| How to complete this task |
Reproduce every line in the listing that contains the word "true".

| Extracted entries |
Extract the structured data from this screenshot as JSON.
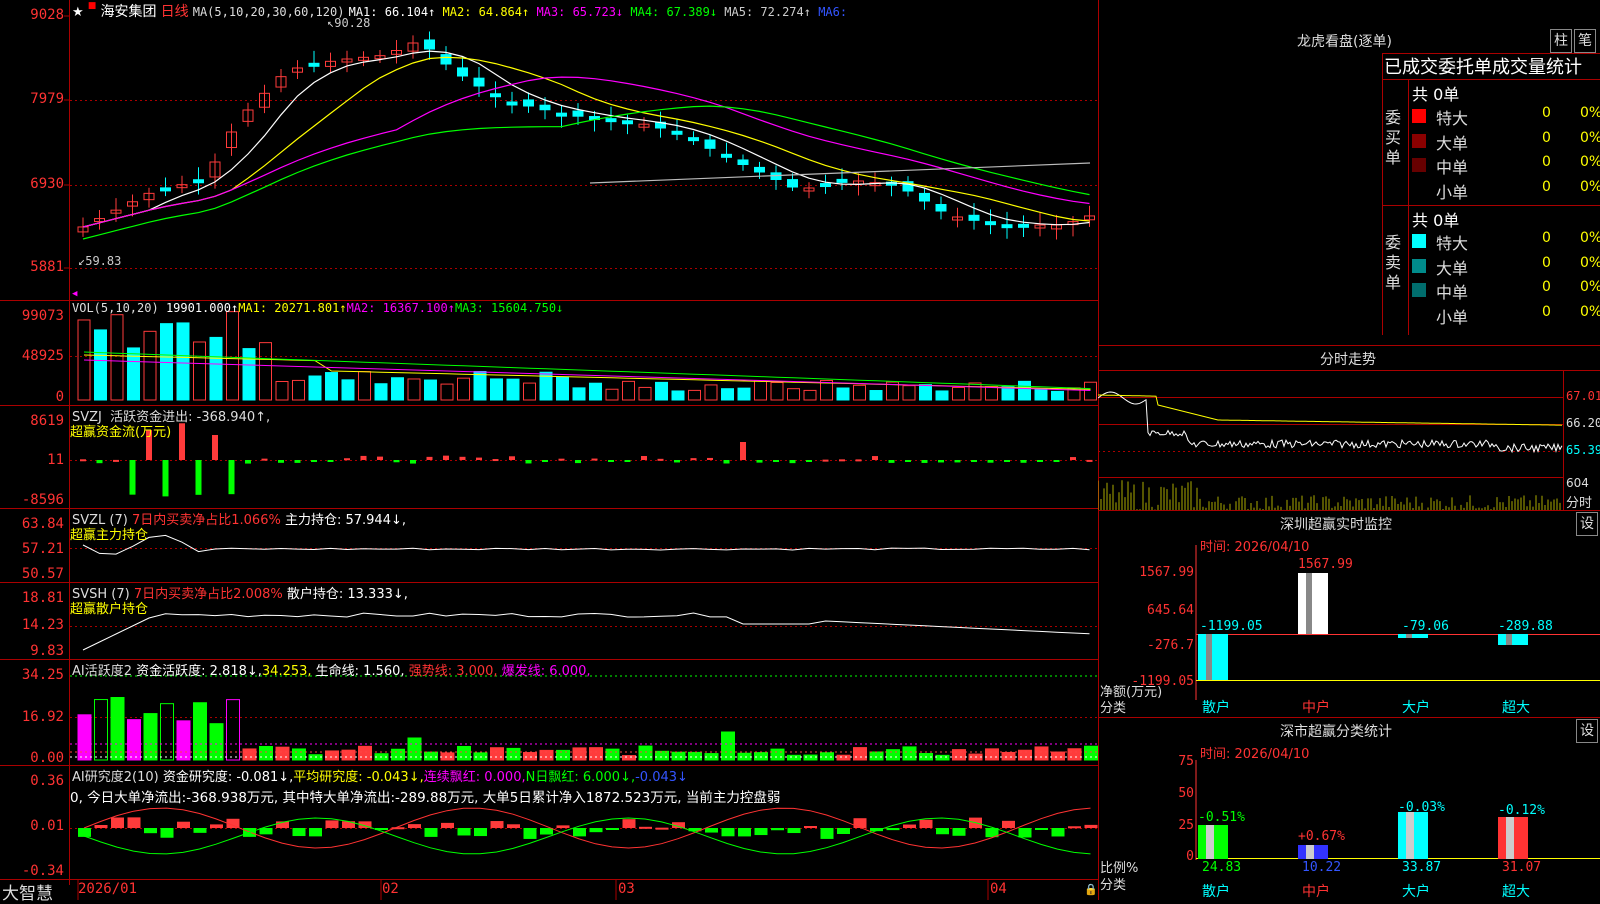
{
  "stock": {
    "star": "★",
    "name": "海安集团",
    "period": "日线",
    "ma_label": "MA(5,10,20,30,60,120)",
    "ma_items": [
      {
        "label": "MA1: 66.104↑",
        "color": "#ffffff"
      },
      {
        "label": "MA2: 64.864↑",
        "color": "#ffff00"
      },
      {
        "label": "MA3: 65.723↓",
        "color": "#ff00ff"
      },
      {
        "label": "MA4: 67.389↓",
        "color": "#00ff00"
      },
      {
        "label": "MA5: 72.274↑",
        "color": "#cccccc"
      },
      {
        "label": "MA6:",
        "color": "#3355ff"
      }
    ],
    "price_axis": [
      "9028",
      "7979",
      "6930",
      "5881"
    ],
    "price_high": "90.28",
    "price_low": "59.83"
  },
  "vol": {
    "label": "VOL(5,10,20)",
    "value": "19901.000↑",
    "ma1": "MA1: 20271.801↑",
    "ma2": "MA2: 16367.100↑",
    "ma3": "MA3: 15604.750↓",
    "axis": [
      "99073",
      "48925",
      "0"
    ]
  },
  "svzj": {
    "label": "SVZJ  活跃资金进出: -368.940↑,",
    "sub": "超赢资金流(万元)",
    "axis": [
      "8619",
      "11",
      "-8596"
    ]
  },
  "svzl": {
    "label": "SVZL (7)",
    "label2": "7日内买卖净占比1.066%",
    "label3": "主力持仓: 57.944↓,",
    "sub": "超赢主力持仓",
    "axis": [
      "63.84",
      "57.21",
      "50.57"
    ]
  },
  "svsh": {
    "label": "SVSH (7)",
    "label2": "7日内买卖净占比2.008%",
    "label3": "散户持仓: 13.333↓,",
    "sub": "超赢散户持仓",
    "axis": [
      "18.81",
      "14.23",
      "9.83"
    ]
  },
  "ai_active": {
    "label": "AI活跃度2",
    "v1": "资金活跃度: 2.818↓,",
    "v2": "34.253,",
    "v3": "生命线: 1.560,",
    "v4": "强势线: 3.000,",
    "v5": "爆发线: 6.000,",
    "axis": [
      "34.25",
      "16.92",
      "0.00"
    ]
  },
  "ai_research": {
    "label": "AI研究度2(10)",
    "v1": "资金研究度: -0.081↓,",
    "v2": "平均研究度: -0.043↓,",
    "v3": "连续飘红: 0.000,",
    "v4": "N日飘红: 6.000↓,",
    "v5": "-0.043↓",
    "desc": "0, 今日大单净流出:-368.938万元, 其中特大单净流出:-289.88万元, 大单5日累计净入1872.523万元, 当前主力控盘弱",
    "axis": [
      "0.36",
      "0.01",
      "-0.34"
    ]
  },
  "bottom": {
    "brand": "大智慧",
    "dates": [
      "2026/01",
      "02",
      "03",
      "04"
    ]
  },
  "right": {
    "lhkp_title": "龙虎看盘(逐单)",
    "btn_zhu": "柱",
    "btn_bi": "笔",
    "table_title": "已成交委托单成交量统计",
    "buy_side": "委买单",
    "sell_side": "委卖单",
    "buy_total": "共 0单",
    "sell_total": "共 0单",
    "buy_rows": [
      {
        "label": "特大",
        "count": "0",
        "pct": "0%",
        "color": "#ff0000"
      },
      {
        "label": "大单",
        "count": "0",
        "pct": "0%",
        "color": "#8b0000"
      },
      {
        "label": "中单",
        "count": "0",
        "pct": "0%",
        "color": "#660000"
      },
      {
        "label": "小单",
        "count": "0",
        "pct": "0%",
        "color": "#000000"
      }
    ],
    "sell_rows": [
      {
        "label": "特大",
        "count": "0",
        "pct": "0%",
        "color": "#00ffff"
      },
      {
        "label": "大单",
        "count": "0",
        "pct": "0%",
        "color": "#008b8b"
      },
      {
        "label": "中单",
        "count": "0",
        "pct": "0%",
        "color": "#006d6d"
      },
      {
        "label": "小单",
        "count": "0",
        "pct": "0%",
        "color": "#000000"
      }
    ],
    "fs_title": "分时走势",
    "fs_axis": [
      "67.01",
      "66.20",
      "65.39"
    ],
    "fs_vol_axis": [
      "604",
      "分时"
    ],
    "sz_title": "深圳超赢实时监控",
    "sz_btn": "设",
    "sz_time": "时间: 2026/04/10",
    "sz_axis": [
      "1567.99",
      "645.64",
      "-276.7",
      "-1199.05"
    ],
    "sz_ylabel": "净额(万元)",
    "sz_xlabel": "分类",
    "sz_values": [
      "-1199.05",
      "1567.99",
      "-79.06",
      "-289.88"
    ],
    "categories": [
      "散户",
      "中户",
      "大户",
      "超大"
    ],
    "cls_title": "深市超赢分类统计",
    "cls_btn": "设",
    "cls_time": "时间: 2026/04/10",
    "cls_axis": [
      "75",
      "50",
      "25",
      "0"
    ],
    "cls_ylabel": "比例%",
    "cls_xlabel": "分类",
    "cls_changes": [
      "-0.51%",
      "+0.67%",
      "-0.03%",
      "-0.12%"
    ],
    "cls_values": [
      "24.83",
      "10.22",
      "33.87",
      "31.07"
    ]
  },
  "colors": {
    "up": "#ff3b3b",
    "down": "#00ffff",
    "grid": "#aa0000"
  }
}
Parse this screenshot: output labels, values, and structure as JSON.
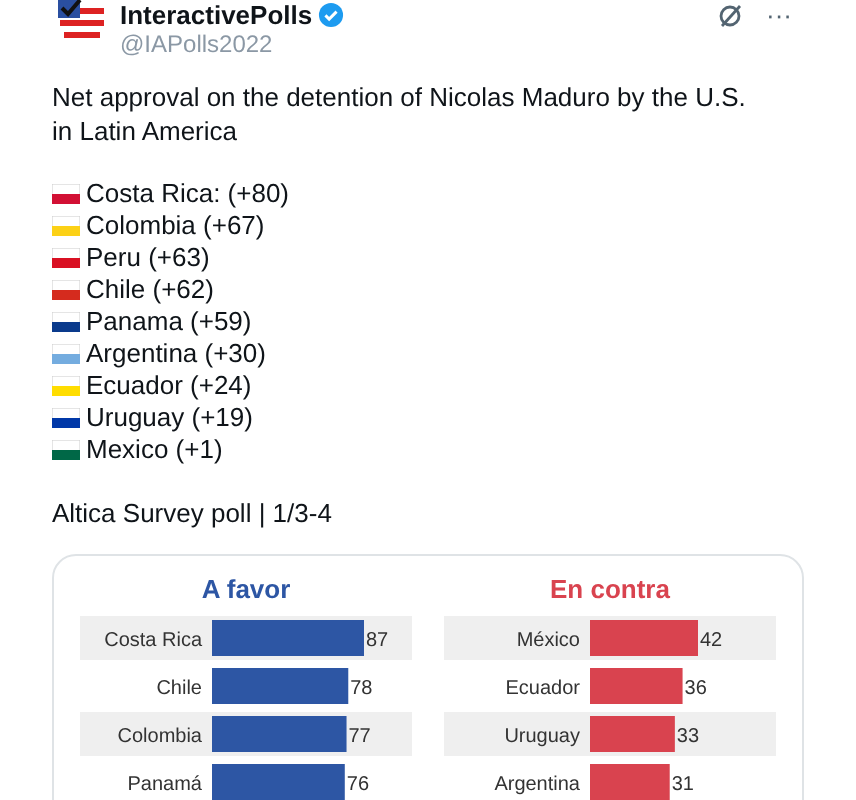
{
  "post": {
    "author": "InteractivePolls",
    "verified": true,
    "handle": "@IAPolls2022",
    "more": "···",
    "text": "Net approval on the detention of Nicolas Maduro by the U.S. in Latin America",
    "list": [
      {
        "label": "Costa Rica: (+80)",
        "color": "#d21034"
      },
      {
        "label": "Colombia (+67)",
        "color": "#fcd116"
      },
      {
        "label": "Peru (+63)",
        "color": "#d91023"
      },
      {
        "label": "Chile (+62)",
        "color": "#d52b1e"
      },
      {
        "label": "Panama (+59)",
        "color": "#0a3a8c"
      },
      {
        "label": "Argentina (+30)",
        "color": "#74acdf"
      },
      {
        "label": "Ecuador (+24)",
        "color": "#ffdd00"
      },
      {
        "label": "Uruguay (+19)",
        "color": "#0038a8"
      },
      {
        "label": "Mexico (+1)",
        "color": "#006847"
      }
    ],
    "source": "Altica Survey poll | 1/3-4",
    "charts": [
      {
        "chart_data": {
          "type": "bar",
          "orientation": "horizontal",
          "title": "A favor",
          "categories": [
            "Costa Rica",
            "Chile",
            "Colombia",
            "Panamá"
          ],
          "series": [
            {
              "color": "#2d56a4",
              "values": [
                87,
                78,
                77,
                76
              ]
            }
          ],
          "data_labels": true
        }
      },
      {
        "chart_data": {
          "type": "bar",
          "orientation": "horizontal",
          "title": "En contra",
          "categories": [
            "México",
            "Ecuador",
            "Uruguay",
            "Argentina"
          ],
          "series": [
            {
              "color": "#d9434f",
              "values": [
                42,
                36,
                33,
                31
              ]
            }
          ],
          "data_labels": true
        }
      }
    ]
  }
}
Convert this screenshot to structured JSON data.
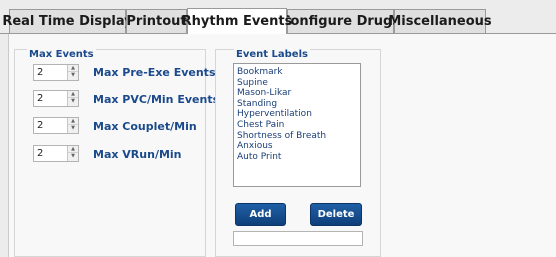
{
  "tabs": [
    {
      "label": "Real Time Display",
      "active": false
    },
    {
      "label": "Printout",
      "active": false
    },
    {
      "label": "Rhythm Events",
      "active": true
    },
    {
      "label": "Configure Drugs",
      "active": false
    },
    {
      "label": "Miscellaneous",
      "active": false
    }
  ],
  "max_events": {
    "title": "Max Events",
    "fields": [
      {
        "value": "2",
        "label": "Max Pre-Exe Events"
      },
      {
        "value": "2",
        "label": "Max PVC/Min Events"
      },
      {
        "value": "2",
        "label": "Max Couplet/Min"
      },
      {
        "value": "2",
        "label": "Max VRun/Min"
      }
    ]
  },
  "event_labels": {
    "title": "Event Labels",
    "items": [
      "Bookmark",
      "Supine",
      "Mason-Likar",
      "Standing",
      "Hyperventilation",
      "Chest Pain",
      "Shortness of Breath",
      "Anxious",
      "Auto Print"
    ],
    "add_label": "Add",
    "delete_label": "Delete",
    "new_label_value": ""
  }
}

| Response for this exercise |
    "verified": true,
          "data_labels": true
          "data_labels": true
      "active": true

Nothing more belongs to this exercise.